Rabbi Herzbrun (1943-2015) was with us from the mid 1980’s through 2014 – almost 30 years! Click here to read Rabbi Herzbrun’s moving sermon about the events of September 11, 2001.

Rabbi S. Robert Morais

Rabbi Morais served as our Interim Rabbi for one year from 2014-2015.

Rabbi Drorah O’Donnell Setel

Rabbi Setel is our current rabbi and has been with us since 2015.

Our Mission

Temple Emanu-El’s mission has always been to offer our community a wide variety of programs and services that help celebrate our connection to the Jewish tradition: worship services, holiday celebrations, education for adults and kids, social action, and just plain socializing. In addition, there have been many special programs such as Israel Bond brunches, participation in Pride parades, attendance at Union for Reform Judaism events, Shabbat retreats, sponsoring a Laotian family after the Viet Nam war, and putting on Jewish concerts from klezmer to rock.


*Our Irondequoit building was built in c. 1919. The architect was Joseph Oberlies and the house was originally built as a private residence for Adam Norwich, a clothing company executive. The building was later used in the 1930’s? – 1949 as the rectory of St. Margaret Mary’s Catholic Church. The Catholic church sold the rectory in 1949 to Wallace J. Geck, who owned the building until 1954. A Democrat and Chronicle article from April 16, 1954 reported on the sale of the building, saying, “Geck, a Catholic and member of St. Margaret Mary’s parish, said he had no intention of selling the house until he was approached by the [Temple Emanuel-El] congregation. Geck said he agreed to sell because he approved of the building being used as a house of worship. Temple Emanu-El’s congregation, which has been holding services in Unity Recreation Hall across the street, recommended to move to occupy the old Norwich house.” The subsequent renovations to the building were designed by mid-century architect Michael DeAngelis. (Thanks to Cynthia Howk, Architectural Research Coordinator at The Landmark Society of Western New York, for this history.)

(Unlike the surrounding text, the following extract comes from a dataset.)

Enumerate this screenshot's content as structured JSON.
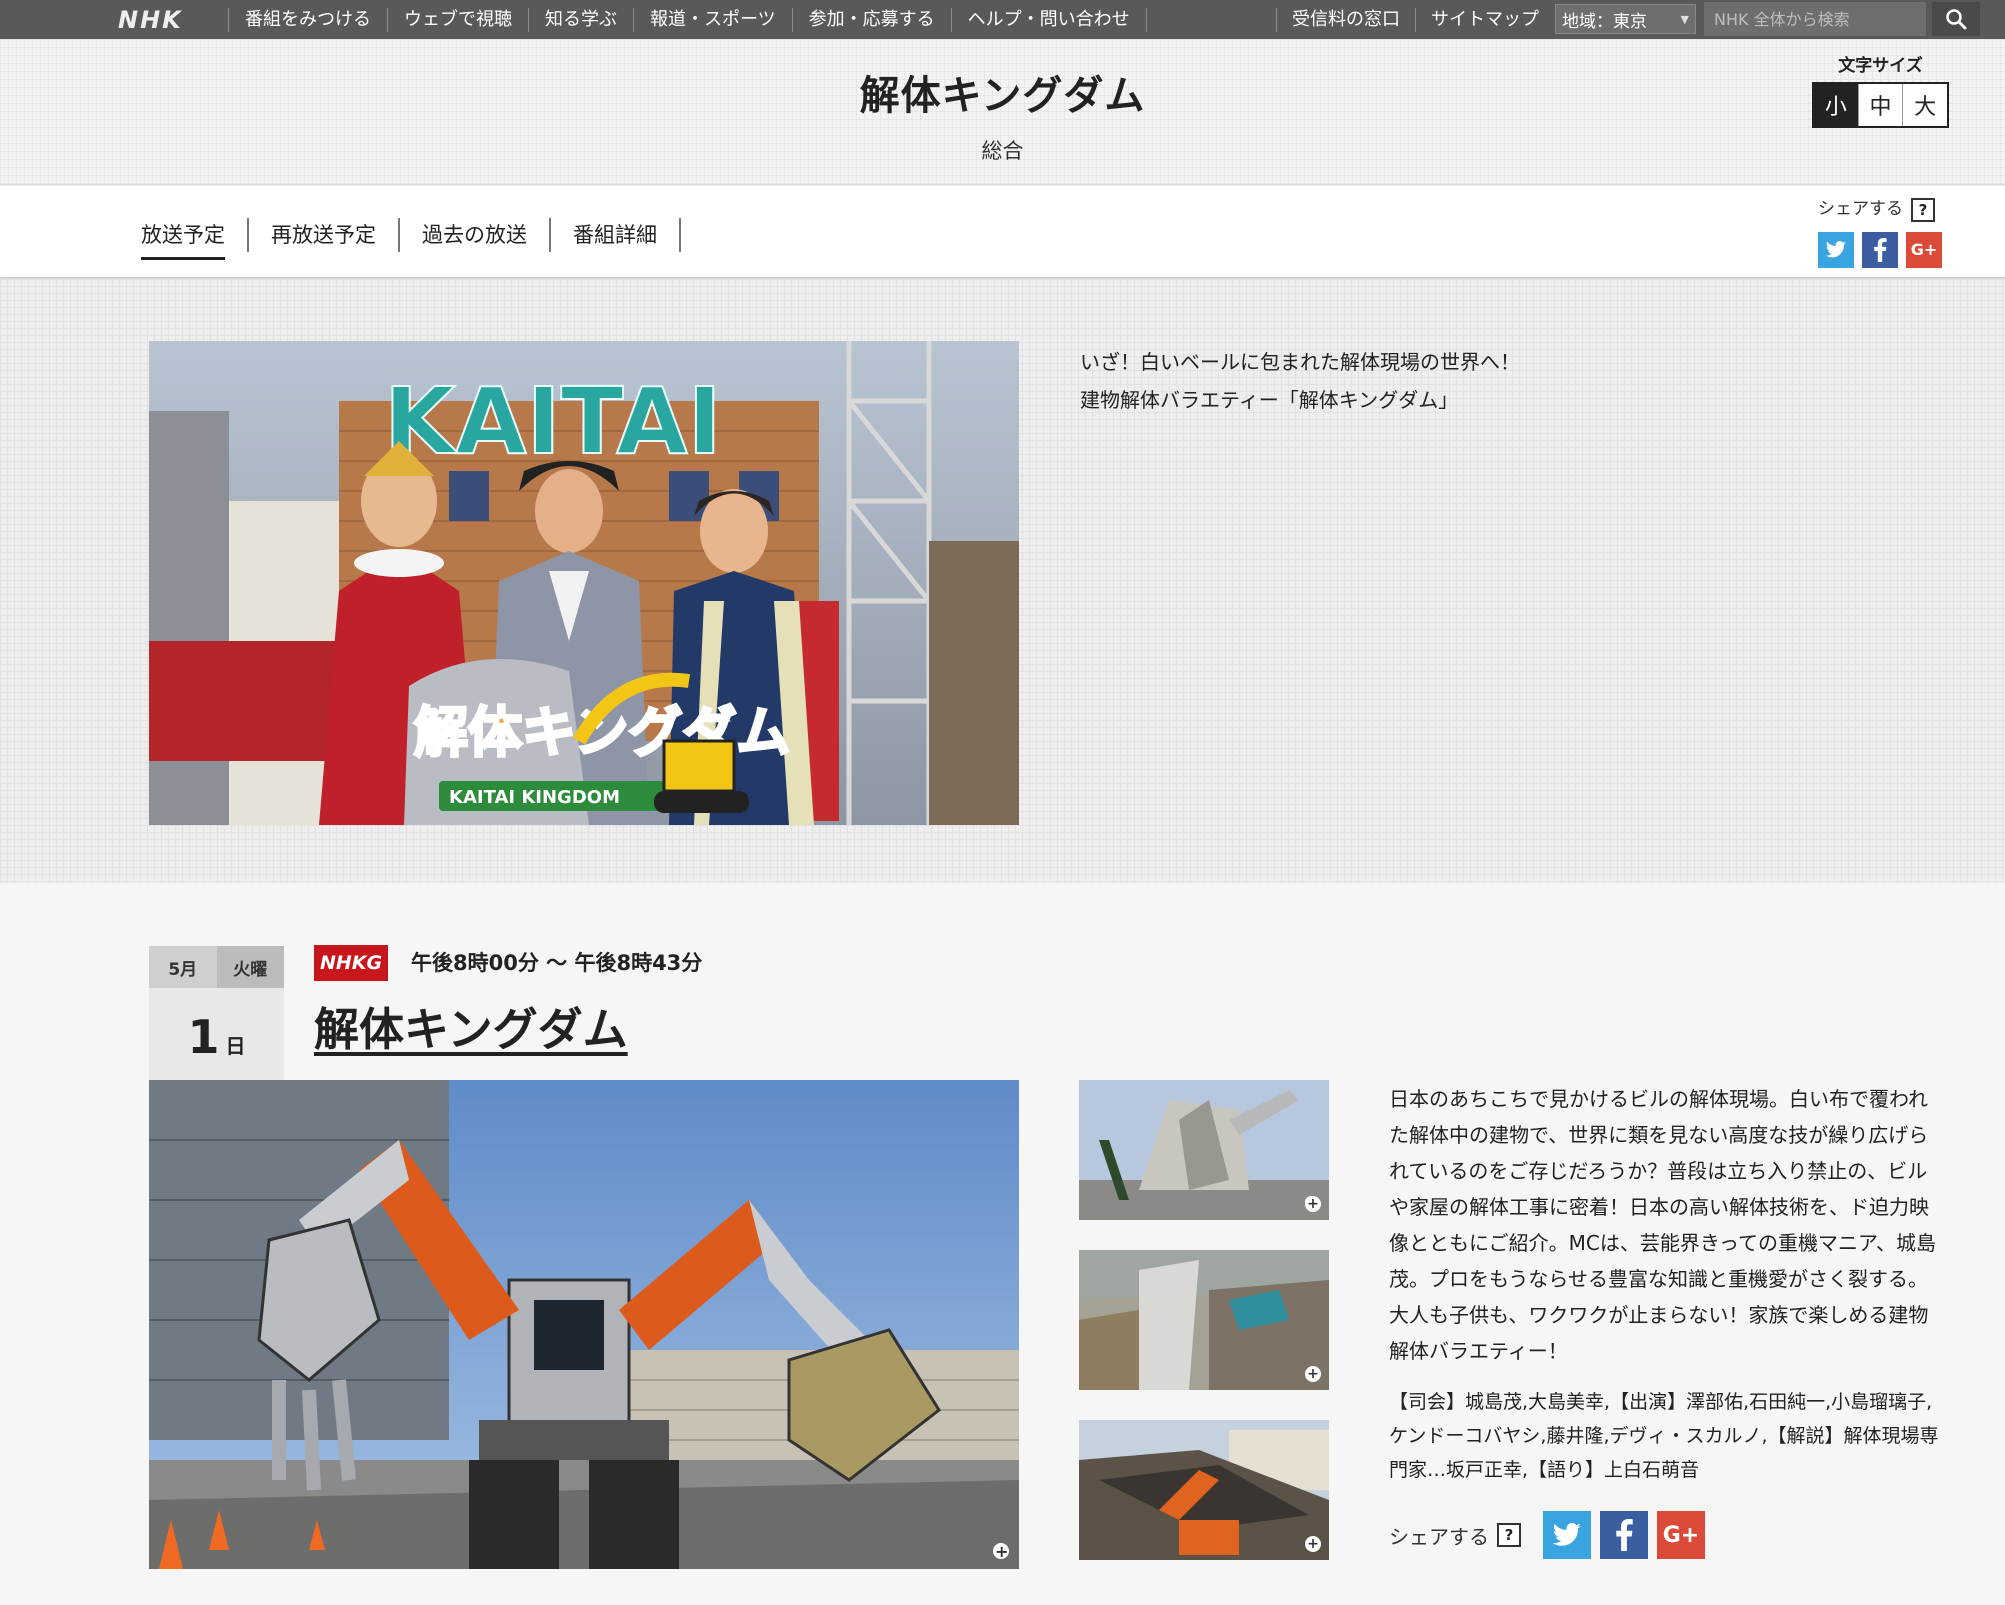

**1953 Board of Trustees: Seated, left to right: Harry Hamberg, Louis Goodman, Burton Greene, Sylvia Schulman (aka Mrs. Abe Schulman), Sol Balkin, Harry Finegold, Morton Brodsky; middle row: Hyman Maas, Charles Green, Norman Belfor, Max Brodner, Maurice Melin, Mike Sapozink, Shephard Byer; top row: Robert Fleisher, Garson Cohen, Julian Zweig, Arthur Kaufman, Sidney Lasser. Not present: Peter Mintz.

***2018 Board of Trustees: Seated, left to right: Charlene Sommers, Randy Perlson, Brenda Mudd; standing: Hillary Harter, Barbara Silverstein, Morrey Goldman, Judy Greenstein, Jon Rubin, Denise Lippa, Gail Vail, George Madden. Not present: Rosanne Cohen, Jule Rayburn, Carl Wetzstein, Mel Yessenow.

****2021 Board of Trustees in the time of Zoom: Top to bottom, left to right: Rabbi Drorah Setel, Leslie Schwartz, Judy Greenstein, Barbara Silverstein, Jonathan Rubin, Daniella Mendenhall, Gail Vail, Molly Tarbell, Stefani Burbank, Denise Lippa, Cathy Leora Dayan, Susan Vinocour, Carl Wetzstein, Elaine Greene (guest), Ian Layton. Not pictured: Brenda Mudd.

To return to the Home page, click here.

Leave a Reply

Your email address will not be published. Required fields are marked *

Back to top